Sunday, October 14, 2007

Who Put this Touchy-Feely Crap in my Football Coverage?

I beg the forgivenss of my more scientifically inclined readers for this very unscientific rant.

This morning I woke up for a typical Sunday morning: a little poker, leftover pizza for breakfast, and the NFL pregame shows for my weekly doze of prime male competitiveness. As team sports go, football is tough to beat, a sort of violent chess, and I relish the few escapist minutes I'm allowed to enjoy it.

So what, I wondered, was going on when in the middle of my ESPN telecast I found myself watching Kermit the Frog singing it's not easy being green. I turn to another channel to find a discussion of Howie Long's wife calling the show and berating him about his tie. Last week I was subjected to some moronic skit about how Bret Favre was really a KGB agent.

Has everyone lost their minds? Has it become NFL View? Is this a subtle signal that you guys don't think football is as interesting as, well, I do? Call me a rigid absolutist if you must, but when I turn on a football show, I want to hear about football. I want to hear about injuries, strategies, personnel changes, playoff impications, and the proper technique for reading a zone or picking up a blitz. I do not give two drops of flying rodent droppings what the announcer's wives think of their ties. I do not care to see semi-creative performance art more befitting a junior high talent show. There are shows and channels that specialize in that sort of thing, and the people who want to see that are not only free to watch those shows instead, they are encouraged to do so. KEEP IT OUT OF MY FOOTBALL SHOWS.

I know it's a tough life guys, you who occupy those discussion chairs on Sunday mornings and in the broadcast booth on gameday. But could you please treat the sport, and your jobs, with the seriousness it deserves, and not pollute it with this fluff? One doesn't have to be boring to be substantive - Chris Berman has been pulling it off brilliantly for years. And sure, not everyone can be Chris Berman, but is it too much to ask that you try?

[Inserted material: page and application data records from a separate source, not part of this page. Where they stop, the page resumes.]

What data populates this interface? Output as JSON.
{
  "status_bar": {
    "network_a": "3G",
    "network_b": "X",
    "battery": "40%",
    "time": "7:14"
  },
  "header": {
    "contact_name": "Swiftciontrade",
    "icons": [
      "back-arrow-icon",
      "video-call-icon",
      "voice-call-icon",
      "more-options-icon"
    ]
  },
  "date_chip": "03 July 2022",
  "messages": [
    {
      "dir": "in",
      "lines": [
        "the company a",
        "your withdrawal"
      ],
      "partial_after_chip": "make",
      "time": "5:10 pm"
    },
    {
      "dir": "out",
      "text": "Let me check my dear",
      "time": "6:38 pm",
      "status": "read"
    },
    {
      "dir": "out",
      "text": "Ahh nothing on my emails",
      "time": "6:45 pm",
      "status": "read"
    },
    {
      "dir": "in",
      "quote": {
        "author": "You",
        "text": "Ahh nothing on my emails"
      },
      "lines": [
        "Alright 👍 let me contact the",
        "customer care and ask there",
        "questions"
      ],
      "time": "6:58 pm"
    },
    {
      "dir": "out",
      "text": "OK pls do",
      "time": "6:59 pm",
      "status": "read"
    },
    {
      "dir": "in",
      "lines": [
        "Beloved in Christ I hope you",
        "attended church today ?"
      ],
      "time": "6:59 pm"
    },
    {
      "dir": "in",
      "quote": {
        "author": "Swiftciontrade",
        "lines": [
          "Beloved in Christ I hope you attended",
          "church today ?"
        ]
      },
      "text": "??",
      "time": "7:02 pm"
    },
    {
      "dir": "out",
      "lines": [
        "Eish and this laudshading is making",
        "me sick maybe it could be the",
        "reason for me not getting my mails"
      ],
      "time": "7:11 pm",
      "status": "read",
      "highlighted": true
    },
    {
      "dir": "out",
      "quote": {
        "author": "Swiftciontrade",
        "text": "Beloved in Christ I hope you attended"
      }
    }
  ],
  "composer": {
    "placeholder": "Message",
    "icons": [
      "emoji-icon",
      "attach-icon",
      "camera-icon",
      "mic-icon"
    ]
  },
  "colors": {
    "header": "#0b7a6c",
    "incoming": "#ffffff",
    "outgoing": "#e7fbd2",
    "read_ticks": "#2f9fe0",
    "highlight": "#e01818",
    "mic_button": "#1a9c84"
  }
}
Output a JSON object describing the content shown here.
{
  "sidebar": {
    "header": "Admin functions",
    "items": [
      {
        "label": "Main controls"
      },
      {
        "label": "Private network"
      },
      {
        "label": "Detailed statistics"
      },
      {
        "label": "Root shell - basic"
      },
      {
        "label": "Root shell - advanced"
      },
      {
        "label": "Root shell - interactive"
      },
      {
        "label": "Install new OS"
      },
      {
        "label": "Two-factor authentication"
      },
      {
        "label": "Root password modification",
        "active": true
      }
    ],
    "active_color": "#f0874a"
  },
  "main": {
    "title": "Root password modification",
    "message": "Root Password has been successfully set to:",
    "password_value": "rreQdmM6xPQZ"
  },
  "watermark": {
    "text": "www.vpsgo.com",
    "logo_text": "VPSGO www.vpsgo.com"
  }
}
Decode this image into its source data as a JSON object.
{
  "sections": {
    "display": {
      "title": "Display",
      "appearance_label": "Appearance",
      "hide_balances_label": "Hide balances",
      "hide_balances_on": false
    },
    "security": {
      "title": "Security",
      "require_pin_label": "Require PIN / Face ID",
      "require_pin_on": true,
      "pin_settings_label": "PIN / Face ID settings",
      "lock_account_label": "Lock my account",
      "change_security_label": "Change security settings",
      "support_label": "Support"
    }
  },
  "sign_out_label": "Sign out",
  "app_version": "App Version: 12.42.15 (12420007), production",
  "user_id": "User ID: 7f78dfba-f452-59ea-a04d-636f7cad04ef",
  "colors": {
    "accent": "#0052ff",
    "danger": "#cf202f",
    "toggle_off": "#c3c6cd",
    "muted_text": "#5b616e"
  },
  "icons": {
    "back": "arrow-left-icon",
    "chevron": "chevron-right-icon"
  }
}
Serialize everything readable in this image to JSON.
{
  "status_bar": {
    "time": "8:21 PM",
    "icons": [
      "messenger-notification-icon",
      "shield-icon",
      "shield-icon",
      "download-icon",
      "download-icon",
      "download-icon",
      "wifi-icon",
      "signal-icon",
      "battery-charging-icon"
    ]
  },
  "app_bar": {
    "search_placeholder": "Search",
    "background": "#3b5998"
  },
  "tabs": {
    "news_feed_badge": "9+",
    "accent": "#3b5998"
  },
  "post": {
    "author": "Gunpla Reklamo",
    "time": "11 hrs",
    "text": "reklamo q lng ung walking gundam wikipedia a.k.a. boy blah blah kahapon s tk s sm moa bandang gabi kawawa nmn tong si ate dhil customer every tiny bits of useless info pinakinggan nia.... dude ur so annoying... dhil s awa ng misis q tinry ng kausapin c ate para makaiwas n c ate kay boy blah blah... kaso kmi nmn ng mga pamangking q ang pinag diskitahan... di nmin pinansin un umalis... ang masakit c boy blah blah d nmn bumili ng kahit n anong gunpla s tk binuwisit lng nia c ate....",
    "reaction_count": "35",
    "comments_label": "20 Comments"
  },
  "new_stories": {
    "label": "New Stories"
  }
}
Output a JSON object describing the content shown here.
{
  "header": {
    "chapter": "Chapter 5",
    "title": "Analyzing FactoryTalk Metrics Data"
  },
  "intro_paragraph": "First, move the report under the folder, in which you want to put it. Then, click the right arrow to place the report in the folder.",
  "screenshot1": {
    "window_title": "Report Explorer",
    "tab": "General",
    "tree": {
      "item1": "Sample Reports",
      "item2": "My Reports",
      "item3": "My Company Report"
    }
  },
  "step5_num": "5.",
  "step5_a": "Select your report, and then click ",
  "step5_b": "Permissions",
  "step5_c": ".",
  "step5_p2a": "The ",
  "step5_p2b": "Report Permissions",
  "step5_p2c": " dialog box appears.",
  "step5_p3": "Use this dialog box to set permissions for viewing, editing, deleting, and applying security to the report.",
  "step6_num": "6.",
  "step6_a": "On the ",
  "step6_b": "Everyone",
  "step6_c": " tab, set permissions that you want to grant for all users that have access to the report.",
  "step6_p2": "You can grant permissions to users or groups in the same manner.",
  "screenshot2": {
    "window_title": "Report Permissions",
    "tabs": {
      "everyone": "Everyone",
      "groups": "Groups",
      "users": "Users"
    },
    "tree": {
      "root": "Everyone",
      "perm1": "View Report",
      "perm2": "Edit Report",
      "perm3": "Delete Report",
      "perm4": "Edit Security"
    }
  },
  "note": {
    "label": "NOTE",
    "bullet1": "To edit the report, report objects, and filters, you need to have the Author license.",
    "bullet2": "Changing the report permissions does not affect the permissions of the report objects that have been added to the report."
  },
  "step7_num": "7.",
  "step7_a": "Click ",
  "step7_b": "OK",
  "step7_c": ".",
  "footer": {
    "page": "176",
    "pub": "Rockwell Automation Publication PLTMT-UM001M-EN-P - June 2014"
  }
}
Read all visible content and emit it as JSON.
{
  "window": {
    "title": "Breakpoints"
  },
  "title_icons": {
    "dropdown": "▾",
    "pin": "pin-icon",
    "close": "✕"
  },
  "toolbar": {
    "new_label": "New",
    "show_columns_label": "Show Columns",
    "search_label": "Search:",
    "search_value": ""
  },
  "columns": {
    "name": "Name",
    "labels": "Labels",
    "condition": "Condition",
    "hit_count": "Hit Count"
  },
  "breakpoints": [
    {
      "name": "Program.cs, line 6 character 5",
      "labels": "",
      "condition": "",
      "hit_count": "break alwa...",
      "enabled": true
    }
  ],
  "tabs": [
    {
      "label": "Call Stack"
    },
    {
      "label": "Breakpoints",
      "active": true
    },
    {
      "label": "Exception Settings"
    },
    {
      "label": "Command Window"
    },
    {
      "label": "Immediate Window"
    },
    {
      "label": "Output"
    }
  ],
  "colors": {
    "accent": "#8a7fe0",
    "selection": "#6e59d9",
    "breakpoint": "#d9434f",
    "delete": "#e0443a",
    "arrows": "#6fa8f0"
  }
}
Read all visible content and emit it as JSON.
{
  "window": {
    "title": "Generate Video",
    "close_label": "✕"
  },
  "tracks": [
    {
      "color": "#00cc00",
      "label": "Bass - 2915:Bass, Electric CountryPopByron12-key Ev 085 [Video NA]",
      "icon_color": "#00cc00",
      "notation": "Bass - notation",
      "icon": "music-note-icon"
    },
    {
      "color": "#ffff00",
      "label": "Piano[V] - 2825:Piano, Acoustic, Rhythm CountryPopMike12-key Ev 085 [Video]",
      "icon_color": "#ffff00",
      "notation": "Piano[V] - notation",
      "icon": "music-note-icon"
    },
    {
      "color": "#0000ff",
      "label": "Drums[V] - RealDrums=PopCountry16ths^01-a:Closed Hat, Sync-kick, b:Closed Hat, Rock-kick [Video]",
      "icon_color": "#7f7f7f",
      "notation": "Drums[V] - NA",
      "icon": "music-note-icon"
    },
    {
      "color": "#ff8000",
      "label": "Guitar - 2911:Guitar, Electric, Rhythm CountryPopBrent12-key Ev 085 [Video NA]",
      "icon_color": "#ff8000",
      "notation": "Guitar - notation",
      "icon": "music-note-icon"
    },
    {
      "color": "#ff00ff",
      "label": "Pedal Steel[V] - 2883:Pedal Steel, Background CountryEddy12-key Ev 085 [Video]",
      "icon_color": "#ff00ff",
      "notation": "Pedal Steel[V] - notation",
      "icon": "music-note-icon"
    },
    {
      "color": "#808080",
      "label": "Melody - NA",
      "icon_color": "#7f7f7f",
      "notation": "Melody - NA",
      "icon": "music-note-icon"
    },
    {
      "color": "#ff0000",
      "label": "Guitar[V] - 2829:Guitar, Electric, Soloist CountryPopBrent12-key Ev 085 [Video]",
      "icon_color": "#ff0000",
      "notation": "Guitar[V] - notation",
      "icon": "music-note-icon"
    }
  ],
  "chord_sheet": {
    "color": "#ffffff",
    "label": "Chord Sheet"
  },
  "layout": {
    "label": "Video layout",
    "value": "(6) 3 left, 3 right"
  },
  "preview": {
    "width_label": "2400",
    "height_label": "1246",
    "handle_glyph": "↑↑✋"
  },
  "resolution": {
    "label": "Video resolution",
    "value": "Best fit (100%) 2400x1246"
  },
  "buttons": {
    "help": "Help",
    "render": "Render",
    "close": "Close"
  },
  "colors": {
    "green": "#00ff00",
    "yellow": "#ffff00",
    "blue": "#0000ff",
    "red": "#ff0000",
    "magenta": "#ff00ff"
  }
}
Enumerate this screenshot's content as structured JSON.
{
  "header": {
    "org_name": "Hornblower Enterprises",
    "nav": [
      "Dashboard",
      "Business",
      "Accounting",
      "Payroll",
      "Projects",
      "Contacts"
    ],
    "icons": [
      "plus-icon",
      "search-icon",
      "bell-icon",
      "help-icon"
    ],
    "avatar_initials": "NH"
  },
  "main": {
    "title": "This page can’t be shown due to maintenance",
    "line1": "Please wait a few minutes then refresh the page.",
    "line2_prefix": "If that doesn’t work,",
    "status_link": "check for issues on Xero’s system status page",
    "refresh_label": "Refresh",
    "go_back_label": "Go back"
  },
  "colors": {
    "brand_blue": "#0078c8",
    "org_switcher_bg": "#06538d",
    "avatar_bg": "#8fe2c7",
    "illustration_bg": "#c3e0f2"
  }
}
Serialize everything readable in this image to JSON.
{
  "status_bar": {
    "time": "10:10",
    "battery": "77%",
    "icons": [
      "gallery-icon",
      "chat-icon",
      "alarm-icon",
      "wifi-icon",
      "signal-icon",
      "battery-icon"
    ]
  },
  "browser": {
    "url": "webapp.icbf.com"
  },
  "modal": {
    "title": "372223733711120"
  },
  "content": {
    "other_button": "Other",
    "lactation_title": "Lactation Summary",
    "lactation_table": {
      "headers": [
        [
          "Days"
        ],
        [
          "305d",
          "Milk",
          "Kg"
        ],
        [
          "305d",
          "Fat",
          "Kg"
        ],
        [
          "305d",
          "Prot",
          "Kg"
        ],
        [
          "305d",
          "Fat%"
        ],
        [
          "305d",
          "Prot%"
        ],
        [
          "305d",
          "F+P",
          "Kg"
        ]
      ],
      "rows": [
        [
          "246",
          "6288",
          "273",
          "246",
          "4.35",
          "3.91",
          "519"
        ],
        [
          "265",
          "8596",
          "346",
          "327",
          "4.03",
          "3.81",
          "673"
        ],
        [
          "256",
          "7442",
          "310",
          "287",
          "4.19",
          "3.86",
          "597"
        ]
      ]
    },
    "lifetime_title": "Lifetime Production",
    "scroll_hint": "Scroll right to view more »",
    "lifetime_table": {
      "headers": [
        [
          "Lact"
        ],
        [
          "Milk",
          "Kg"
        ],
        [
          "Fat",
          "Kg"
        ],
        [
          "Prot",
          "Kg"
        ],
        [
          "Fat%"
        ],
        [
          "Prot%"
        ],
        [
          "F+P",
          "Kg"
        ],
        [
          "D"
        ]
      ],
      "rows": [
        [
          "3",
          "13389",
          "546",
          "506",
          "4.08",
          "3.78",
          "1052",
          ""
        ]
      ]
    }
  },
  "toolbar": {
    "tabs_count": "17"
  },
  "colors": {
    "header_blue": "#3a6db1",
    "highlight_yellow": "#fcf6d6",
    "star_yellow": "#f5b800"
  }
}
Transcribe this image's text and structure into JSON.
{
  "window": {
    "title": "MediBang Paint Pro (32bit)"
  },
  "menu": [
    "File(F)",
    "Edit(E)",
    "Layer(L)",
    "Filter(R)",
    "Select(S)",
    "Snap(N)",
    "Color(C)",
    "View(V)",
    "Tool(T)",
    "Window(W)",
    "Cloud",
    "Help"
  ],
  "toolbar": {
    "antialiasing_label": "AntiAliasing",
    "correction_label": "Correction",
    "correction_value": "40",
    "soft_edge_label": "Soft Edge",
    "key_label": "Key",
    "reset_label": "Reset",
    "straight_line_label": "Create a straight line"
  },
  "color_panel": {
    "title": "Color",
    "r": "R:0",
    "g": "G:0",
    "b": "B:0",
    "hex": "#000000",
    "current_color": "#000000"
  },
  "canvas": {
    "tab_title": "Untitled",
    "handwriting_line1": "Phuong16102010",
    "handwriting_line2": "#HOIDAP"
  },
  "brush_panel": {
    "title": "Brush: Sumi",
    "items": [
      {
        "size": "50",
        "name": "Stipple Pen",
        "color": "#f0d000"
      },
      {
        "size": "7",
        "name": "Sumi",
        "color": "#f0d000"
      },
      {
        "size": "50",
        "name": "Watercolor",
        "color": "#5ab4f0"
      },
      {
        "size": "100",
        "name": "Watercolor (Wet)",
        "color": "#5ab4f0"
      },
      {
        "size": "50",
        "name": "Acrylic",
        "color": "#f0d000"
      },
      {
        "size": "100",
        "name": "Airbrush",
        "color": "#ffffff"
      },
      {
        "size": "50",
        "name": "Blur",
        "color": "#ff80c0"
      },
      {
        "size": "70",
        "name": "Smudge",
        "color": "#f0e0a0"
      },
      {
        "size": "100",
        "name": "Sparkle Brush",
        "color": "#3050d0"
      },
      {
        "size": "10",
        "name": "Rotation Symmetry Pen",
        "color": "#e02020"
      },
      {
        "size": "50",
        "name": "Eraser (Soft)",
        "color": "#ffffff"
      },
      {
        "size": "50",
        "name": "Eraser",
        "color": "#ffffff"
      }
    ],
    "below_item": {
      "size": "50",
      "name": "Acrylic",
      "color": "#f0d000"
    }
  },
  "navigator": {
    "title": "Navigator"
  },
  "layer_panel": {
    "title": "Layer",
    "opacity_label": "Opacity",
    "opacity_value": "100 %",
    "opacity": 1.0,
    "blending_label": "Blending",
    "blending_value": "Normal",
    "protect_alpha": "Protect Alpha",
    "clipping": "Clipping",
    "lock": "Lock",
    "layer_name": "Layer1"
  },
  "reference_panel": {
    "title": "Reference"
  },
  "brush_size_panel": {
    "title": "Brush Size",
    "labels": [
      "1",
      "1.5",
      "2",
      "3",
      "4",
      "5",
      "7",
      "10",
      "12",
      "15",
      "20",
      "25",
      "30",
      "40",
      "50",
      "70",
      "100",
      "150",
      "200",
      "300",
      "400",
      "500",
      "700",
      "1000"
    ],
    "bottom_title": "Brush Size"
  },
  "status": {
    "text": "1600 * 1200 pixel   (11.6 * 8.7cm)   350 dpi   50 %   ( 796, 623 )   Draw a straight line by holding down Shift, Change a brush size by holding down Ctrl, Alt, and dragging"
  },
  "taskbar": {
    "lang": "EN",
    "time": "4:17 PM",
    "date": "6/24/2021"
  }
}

We, your fans, and the fans of the game, appreciate it.

We now return you to your regularly scheduled scientific reading.

No comments: